(Collected data)

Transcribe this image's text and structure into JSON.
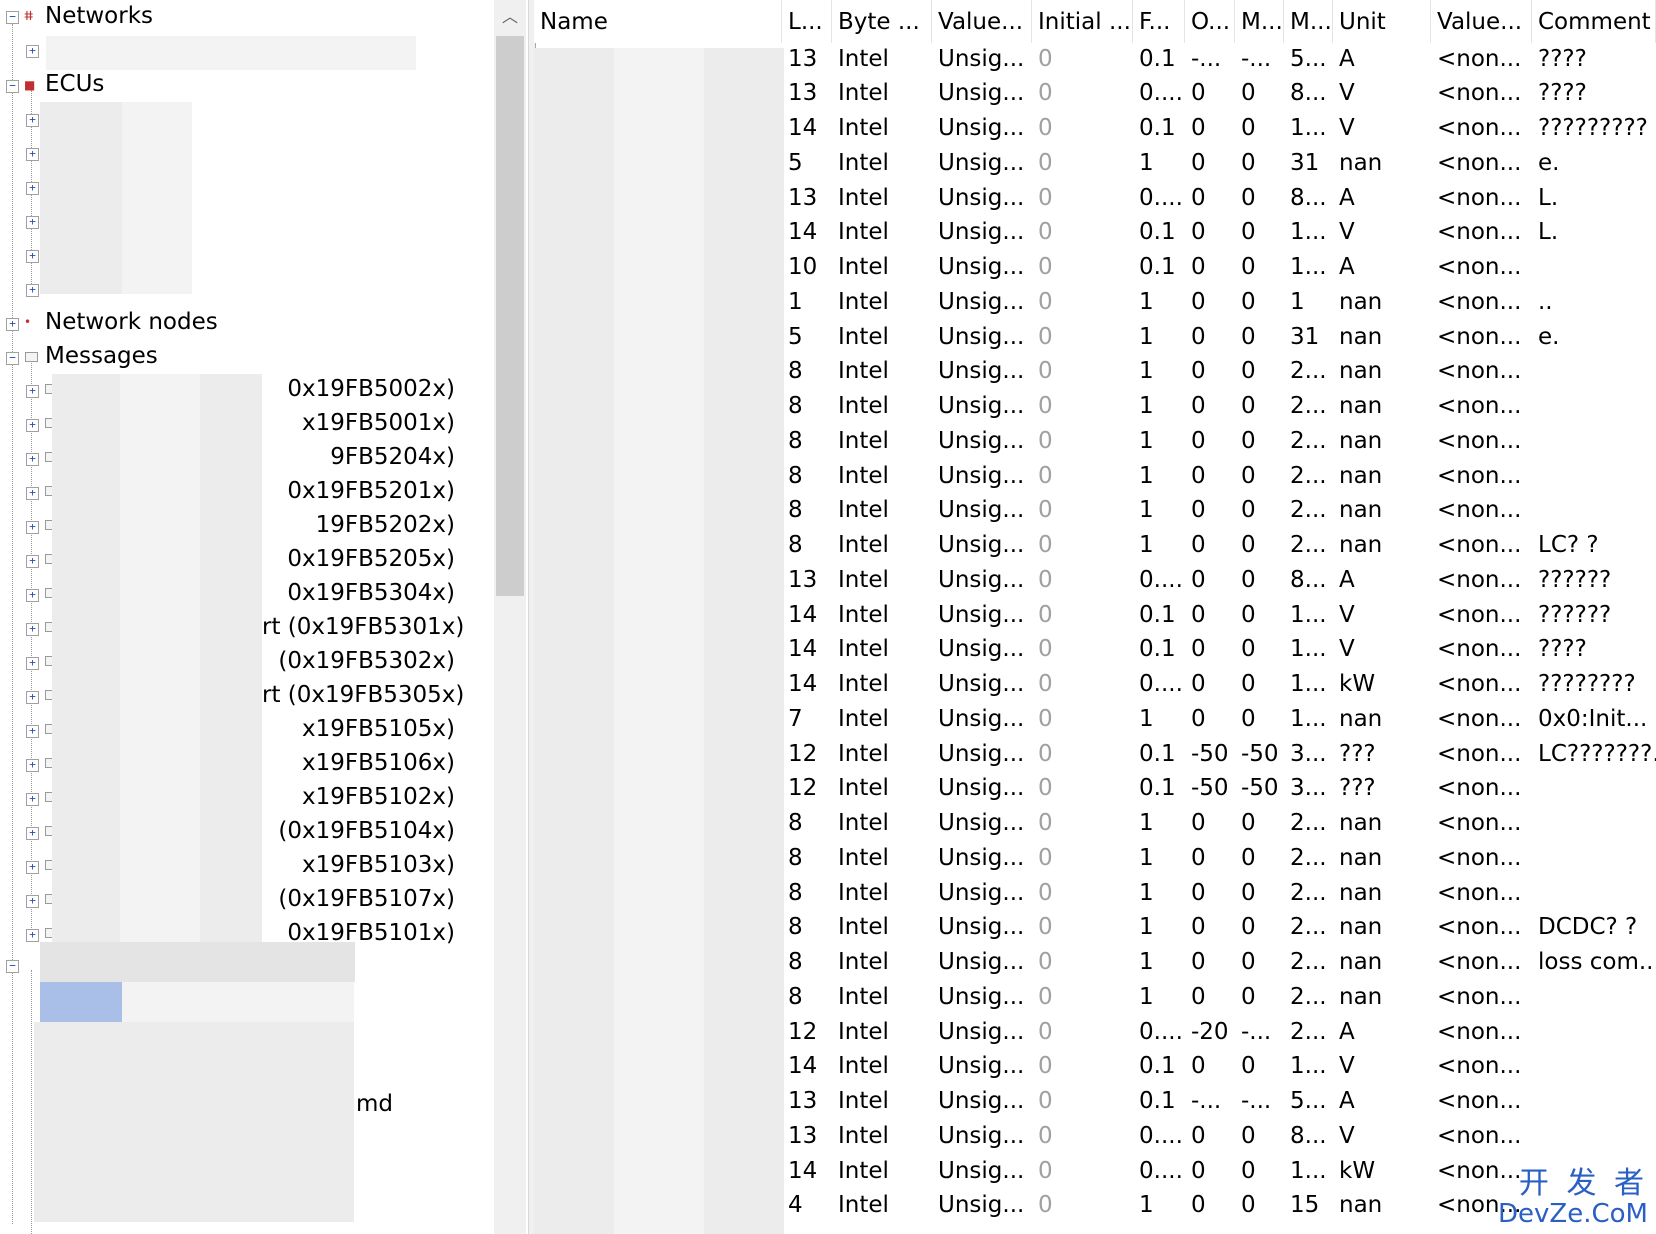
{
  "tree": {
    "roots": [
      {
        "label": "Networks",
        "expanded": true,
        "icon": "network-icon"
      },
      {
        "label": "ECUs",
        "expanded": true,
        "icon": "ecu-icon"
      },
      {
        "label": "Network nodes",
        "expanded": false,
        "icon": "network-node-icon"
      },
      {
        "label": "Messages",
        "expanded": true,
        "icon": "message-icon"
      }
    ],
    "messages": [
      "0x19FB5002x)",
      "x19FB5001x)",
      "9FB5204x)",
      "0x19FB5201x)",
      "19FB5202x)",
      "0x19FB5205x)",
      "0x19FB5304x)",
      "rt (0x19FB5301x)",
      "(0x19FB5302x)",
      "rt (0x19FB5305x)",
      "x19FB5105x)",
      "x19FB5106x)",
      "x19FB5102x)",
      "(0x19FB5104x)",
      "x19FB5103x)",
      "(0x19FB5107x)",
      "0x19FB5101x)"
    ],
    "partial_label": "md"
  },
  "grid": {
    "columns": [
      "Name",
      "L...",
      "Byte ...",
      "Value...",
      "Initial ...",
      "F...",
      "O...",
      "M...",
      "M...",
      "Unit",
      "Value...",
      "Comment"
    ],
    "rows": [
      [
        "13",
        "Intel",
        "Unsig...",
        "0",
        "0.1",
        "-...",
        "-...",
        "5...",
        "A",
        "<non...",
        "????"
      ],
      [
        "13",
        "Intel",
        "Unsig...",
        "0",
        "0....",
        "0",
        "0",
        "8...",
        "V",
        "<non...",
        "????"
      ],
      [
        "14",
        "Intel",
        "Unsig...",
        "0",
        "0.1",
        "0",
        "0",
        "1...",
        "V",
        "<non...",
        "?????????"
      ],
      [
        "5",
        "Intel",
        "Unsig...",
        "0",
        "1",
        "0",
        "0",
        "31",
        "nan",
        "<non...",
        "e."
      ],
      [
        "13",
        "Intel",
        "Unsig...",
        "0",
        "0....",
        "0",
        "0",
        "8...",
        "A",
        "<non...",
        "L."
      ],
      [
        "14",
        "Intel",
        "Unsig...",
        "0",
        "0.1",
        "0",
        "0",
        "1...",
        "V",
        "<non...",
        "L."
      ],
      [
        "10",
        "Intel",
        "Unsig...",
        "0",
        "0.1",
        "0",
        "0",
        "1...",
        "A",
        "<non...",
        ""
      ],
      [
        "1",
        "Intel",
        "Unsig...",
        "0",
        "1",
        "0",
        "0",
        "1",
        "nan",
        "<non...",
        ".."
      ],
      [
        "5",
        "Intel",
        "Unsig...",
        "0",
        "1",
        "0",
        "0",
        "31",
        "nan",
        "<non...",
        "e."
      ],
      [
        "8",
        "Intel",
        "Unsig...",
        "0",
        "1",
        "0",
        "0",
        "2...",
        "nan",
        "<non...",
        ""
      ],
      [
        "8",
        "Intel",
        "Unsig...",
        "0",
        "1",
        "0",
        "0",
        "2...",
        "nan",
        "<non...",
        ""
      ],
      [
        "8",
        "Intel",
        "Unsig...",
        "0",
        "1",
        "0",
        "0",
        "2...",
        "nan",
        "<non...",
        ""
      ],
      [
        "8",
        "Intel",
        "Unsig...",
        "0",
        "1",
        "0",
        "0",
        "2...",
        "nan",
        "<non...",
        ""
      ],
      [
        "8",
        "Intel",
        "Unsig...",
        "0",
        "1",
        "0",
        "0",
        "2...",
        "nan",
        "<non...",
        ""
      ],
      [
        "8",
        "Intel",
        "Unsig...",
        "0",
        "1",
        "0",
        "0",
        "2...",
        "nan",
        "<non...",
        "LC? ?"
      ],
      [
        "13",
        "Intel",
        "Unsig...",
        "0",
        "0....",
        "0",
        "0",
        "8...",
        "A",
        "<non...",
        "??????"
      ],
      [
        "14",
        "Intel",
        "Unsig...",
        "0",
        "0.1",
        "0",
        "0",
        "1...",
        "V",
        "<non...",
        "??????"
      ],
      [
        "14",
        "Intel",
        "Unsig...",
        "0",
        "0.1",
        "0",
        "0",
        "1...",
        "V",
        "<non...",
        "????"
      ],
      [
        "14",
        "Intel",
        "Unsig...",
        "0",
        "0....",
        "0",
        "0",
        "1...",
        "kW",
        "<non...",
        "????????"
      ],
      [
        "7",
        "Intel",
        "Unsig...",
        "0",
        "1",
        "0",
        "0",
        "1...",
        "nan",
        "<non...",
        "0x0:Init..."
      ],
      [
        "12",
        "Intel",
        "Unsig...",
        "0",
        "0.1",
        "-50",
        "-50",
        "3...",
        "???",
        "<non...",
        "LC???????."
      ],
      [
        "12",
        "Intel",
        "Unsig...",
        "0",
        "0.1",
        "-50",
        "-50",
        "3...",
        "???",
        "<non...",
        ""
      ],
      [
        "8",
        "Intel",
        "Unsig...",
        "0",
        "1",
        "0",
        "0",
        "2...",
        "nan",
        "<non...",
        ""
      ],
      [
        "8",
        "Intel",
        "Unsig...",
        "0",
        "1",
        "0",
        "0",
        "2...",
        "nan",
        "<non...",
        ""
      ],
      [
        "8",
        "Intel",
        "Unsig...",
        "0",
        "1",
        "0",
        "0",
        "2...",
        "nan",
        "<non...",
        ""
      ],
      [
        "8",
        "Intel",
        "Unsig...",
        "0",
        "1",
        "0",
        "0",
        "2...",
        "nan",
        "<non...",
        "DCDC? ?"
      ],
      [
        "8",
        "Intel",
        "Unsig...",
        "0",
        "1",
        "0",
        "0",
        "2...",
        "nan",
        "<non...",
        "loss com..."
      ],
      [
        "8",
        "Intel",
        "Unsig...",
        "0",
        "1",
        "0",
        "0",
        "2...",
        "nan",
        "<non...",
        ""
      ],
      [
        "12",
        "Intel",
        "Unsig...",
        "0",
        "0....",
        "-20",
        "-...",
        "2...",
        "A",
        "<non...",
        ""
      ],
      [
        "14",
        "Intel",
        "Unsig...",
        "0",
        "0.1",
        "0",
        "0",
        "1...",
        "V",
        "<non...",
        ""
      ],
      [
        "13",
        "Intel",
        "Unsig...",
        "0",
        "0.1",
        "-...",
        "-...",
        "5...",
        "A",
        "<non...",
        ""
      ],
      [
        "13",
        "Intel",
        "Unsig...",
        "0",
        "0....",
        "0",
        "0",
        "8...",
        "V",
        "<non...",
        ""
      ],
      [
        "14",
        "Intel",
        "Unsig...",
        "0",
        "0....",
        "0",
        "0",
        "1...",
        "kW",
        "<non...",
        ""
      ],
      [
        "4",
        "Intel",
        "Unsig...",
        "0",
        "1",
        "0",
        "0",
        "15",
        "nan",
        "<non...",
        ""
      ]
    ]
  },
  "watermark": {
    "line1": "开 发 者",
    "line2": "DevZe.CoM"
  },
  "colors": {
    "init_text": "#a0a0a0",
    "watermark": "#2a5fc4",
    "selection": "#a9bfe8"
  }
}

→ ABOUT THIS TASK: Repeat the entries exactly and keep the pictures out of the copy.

→ SOLUTION TO THE PROBLEM:
Transcribe this image's text and structure into JSON.
{
  "tree": {
    "roots": [
      {
        "label": "Networks",
        "expanded": true,
        "icon": "network-icon"
      },
      {
        "label": "ECUs",
        "expanded": true,
        "icon": "ecu-icon"
      },
      {
        "label": "Network nodes",
        "expanded": false,
        "icon": "network-node-icon"
      },
      {
        "label": "Messages",
        "expanded": true,
        "icon": "message-icon"
      }
    ],
    "messages": [
      "0x19FB5002x)",
      "x19FB5001x)",
      "9FB5204x)",
      "0x19FB5201x)",
      "19FB5202x)",
      "0x19FB5205x)",
      "0x19FB5304x)",
      "rt (0x19FB5301x)",
      "(0x19FB5302x)",
      "rt (0x19FB5305x)",
      "x19FB5105x)",
      "x19FB5106x)",
      "x19FB5102x)",
      "(0x19FB5104x)",
      "x19FB5103x)",
      "(0x19FB5107x)",
      "0x19FB5101x)"
    ],
    "partial_label": "md"
  },
  "grid": {
    "columns": [
      "Name",
      "L...",
      "Byte ...",
      "Value...",
      "Initial ...",
      "F...",
      "O...",
      "M...",
      "M...",
      "Unit",
      "Value...",
      "Comment"
    ],
    "rows": [
      [
        "13",
        "Intel",
        "Unsig...",
        "0",
        "0.1",
        "-...",
        "-...",
        "5...",
        "A",
        "<non...",
        "????"
      ],
      [
        "13",
        "Intel",
        "Unsig...",
        "0",
        "0....",
        "0",
        "0",
        "8...",
        "V",
        "<non...",
        "????"
      ],
      [
        "14",
        "Intel",
        "Unsig...",
        "0",
        "0.1",
        "0",
        "0",
        "1...",
        "V",
        "<non...",
        "?????????"
      ],
      [
        "5",
        "Intel",
        "Unsig...",
        "0",
        "1",
        "0",
        "0",
        "31",
        "nan",
        "<non...",
        "e."
      ],
      [
        "13",
        "Intel",
        "Unsig...",
        "0",
        "0....",
        "0",
        "0",
        "8...",
        "A",
        "<non...",
        "L."
      ],
      [
        "14",
        "Intel",
        "Unsig...",
        "0",
        "0.1",
        "0",
        "0",
        "1...",
        "V",
        "<non...",
        "L."
      ],
      [
        "10",
        "Intel",
        "Unsig...",
        "0",
        "0.1",
        "0",
        "0",
        "1...",
        "A",
        "<non...",
        ""
      ],
      [
        "1",
        "Intel",
        "Unsig...",
        "0",
        "1",
        "0",
        "0",
        "1",
        "nan",
        "<non...",
        ".."
      ],
      [
        "5",
        "Intel",
        "Unsig...",
        "0",
        "1",
        "0",
        "0",
        "31",
        "nan",
        "<non...",
        "e."
      ],
      [
        "8",
        "Intel",
        "Unsig...",
        "0",
        "1",
        "0",
        "0",
        "2...",
        "nan",
        "<non...",
        ""
      ],
      [
        "8",
        "Intel",
        "Unsig...",
        "0",
        "1",
        "0",
        "0",
        "2...",
        "nan",
        "<non...",
        ""
      ],
      [
        "8",
        "Intel",
        "Unsig...",
        "0",
        "1",
        "0",
        "0",
        "2...",
        "nan",
        "<non...",
        ""
      ],
      [
        "8",
        "Intel",
        "Unsig...",
        "0",
        "1",
        "0",
        "0",
        "2...",
        "nan",
        "<non...",
        ""
      ],
      [
        "8",
        "Intel",
        "Unsig...",
        "0",
        "1",
        "0",
        "0",
        "2...",
        "nan",
        "<non...",
        ""
      ],
      [
        "8",
        "Intel",
        "Unsig...",
        "0",
        "1",
        "0",
        "0",
        "2...",
        "nan",
        "<non...",
        "LC? ?"
      ],
      [
        "13",
        "Intel",
        "Unsig...",
        "0",
        "0....",
        "0",
        "0",
        "8...",
        "A",
        "<non...",
        "??????"
      ],
      [
        "14",
        "Intel",
        "Unsig...",
        "0",
        "0.1",
        "0",
        "0",
        "1...",
        "V",
        "<non...",
        "??????"
      ],
      [
        "14",
        "Intel",
        "Unsig...",
        "0",
        "0.1",
        "0",
        "0",
        "1...",
        "V",
        "<non...",
        "????"
      ],
      [
        "14",
        "Intel",
        "Unsig...",
        "0",
        "0....",
        "0",
        "0",
        "1...",
        "kW",
        "<non...",
        "????????"
      ],
      [
        "7",
        "Intel",
        "Unsig...",
        "0",
        "1",
        "0",
        "0",
        "1...",
        "nan",
        "<non...",
        "0x0:Init..."
      ],
      [
        "12",
        "Intel",
        "Unsig...",
        "0",
        "0.1",
        "-50",
        "-50",
        "3...",
        "???",
        "<non...",
        "LC???????."
      ],
      [
        "12",
        "Intel",
        "Unsig...",
        "0",
        "0.1",
        "-50",
        "-50",
        "3...",
        "???",
        "<non...",
        ""
      ],
      [
        "8",
        "Intel",
        "Unsig...",
        "0",
        "1",
        "0",
        "0",
        "2...",
        "nan",
        "<non...",
        ""
      ],
      [
        "8",
        "Intel",
        "Unsig...",
        "0",
        "1",
        "0",
        "0",
        "2...",
        "nan",
        "<non...",
        ""
      ],
      [
        "8",
        "Intel",
        "Unsig...",
        "0",
        "1",
        "0",
        "0",
        "2...",
        "nan",
        "<non...",
        ""
      ],
      [
        "8",
        "Intel",
        "Unsig...",
        "0",
        "1",
        "0",
        "0",
        "2...",
        "nan",
        "<non...",
        "DCDC? ?"
      ],
      [
        "8",
        "Intel",
        "Unsig...",
        "0",
        "1",
        "0",
        "0",
        "2...",
        "nan",
        "<non...",
        "loss com..."
      ],
      [
        "8",
        "Intel",
        "Unsig...",
        "0",
        "1",
        "0",
        "0",
        "2...",
        "nan",
        "<non...",
        ""
      ],
      [
        "12",
        "Intel",
        "Unsig...",
        "0",
        "0....",
        "-20",
        "-...",
        "2...",
        "A",
        "<non...",
        ""
      ],
      [
        "14",
        "Intel",
        "Unsig...",
        "0",
        "0.1",
        "0",
        "0",
        "1...",
        "V",
        "<non...",
        ""
      ],
      [
        "13",
        "Intel",
        "Unsig...",
        "0",
        "0.1",
        "-...",
        "-...",
        "5...",
        "A",
        "<non...",
        ""
      ],
      [
        "13",
        "Intel",
        "Unsig...",
        "0",
        "0....",
        "0",
        "0",
        "8...",
        "V",
        "<non...",
        ""
      ],
      [
        "14",
        "Intel",
        "Unsig...",
        "0",
        "0....",
        "0",
        "0",
        "1...",
        "kW",
        "<non...",
        ""
      ],
      [
        "4",
        "Intel",
        "Unsig...",
        "0",
        "1",
        "0",
        "0",
        "15",
        "nan",
        "<non...",
        ""
      ]
    ]
  },
  "watermark": {
    "line1": "开 发 者",
    "line2": "DevZe.CoM"
  },
  "colors": {
    "init_text": "#a0a0a0",
    "watermark": "#2a5fc4",
    "selection": "#a9bfe8"
  }
}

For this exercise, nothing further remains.